I spent last night mesmerized by a gorgeous new book, Wise Trees, by Diane Cook and Len Jenshel, which I think is going to be my Christmas gift to just about everyone on my list this year. Here’s a quote from the introductory essay by Verlyn Klinkenborg:

What trees do in their own quiet way is allow us to think about scale, and they do that better than anything but stars in the night sky. 

If you plant a white-oak acorn, you’ll probably think to yourself, “I’ll be dead before this tree is fully grown.” That’s a thought about scale, because a white oak can easily live for three hundred years. With that question comes another: “Will the tree from this acorn ever grow old?” 

That could be a question about climate change, but it’s also about patterns of land use and the customs and duration of property ownership. The hills of New England are more heavily wooded now than they’ve been since the late eighteenth century.
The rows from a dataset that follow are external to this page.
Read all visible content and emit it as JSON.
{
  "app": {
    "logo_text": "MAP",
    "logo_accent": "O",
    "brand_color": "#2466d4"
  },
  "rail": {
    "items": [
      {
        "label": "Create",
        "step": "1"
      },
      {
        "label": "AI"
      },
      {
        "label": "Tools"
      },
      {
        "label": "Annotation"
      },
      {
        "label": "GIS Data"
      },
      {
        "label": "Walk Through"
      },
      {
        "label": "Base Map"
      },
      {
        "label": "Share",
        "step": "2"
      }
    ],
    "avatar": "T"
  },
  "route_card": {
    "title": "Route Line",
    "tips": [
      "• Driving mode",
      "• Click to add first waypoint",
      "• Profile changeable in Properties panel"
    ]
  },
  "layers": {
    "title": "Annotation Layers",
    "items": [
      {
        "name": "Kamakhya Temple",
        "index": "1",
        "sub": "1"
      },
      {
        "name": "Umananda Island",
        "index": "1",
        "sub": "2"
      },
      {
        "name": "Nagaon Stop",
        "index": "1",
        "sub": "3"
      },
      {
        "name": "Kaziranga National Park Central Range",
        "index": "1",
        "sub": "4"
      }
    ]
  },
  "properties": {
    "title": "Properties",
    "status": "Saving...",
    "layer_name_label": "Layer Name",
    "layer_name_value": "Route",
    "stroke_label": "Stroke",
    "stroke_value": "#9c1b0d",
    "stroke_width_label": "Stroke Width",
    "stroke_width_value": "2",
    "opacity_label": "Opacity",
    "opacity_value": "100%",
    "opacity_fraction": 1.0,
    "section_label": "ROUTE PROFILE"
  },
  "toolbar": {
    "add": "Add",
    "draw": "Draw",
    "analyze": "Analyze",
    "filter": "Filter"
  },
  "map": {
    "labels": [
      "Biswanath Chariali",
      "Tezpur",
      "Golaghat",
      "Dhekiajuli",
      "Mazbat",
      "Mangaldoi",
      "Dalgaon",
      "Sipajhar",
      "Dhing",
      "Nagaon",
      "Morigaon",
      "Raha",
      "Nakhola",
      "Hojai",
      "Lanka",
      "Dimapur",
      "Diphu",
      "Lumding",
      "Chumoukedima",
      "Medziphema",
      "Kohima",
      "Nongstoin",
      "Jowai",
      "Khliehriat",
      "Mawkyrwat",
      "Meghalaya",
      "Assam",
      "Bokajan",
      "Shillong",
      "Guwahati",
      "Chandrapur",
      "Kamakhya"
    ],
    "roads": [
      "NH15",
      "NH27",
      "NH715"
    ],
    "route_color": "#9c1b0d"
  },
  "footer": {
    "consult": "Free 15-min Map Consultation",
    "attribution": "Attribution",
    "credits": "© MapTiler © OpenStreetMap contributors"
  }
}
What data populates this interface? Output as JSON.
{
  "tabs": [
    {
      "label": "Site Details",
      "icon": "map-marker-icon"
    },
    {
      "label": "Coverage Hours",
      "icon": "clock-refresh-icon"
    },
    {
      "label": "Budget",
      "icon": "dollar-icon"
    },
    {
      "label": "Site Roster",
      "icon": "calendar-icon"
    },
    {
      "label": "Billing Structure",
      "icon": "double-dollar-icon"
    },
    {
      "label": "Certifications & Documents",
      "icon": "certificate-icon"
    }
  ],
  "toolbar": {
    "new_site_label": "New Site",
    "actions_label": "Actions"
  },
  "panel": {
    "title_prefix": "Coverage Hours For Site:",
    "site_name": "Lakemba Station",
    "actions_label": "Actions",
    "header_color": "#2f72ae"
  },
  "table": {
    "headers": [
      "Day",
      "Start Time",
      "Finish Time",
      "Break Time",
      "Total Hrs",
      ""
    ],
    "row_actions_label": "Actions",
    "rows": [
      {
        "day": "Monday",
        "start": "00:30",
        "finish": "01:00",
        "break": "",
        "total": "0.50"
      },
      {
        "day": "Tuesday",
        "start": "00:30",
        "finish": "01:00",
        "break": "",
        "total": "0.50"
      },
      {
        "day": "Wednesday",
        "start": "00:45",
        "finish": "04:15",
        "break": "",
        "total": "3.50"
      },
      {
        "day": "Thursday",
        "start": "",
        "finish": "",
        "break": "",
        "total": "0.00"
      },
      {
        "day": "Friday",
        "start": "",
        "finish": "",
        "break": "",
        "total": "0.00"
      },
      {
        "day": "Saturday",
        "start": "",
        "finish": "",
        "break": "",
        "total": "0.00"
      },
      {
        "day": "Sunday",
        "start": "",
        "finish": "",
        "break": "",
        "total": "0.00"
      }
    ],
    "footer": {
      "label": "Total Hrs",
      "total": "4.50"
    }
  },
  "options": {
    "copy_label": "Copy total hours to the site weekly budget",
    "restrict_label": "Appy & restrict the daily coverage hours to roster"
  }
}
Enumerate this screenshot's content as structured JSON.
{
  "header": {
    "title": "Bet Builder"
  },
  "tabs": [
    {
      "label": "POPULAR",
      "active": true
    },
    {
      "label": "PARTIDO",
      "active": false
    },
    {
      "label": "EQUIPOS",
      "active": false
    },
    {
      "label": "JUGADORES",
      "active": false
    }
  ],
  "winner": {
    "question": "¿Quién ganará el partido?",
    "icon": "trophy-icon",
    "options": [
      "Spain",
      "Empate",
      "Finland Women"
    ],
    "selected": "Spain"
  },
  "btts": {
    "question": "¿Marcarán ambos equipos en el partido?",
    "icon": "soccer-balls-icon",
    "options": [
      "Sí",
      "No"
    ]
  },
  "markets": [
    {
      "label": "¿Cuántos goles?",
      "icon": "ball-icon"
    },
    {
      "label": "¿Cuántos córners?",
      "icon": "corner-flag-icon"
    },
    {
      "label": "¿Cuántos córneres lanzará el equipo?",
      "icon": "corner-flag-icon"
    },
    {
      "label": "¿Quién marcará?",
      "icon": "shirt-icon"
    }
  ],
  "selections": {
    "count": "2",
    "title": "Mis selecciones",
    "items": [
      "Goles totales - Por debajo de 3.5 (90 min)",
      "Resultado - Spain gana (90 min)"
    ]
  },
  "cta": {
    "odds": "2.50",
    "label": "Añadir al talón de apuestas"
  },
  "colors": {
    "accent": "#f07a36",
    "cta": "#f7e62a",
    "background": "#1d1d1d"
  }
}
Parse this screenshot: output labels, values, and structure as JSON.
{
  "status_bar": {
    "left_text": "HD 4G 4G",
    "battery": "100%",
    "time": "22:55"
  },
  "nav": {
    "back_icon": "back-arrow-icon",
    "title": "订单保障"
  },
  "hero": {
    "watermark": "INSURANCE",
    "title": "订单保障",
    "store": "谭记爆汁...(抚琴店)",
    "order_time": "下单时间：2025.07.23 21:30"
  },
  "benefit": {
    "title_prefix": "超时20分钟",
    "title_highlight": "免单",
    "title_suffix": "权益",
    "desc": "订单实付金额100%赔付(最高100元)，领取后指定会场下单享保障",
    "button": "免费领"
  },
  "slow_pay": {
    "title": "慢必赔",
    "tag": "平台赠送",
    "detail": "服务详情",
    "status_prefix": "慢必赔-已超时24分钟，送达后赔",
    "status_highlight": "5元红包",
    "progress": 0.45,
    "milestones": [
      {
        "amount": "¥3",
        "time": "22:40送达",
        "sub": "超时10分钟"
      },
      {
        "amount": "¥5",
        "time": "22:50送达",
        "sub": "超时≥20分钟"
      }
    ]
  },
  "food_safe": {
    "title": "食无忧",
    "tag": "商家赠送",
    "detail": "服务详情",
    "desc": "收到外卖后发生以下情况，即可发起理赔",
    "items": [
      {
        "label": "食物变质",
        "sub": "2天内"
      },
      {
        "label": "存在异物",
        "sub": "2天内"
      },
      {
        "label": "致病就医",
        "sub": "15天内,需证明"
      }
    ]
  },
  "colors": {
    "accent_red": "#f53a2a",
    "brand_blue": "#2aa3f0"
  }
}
By 1850, thanks to agriculture and industry, they were nearly as naked as they were when the glaciers receded some 14,000 years ago. That too is a thought about scale.

It’s worth coming at this idea from another direction. To see what I mean, try a thought experiment. Humans have always been framed by trees, from the original savannah onward. As Emerson put it, “They nod to me, and I to them.”

So imagine inhabiting a world where the largest tress are only shoulder hight and live just a single human generation: twenty to twenty-five years, considerably shorter than the average human lifespan. Suppose too that they decompose after death as swiftly as we do. Picture yourself walking among the forests of that strange arboreal world, gazing across the treetops like a giraffe in an apple orchard.

How would it feel? How would it change your conception of who you are? In our world, we’re dwarfed, outlasted, even humbled by trees. What little modesty we have as a species may depend partly on that fact….

Every solitary, ancient tree is by definition a survivor, a sentinel from the past. We tend not to say that what it has survived is us….

What do we say when every ancient tree is a surviver and every standing forest a remnant? One thing that occurs to me is this: if, as a species, we ever learn to withhold ourselves, to think of trees and forests not as survivors but as citizens, then the natural fecundity of Earth would astonish us. I’d like to be an emigrant to a new world on an old planet, where nature at its grandest belongs not only to the past but to the future.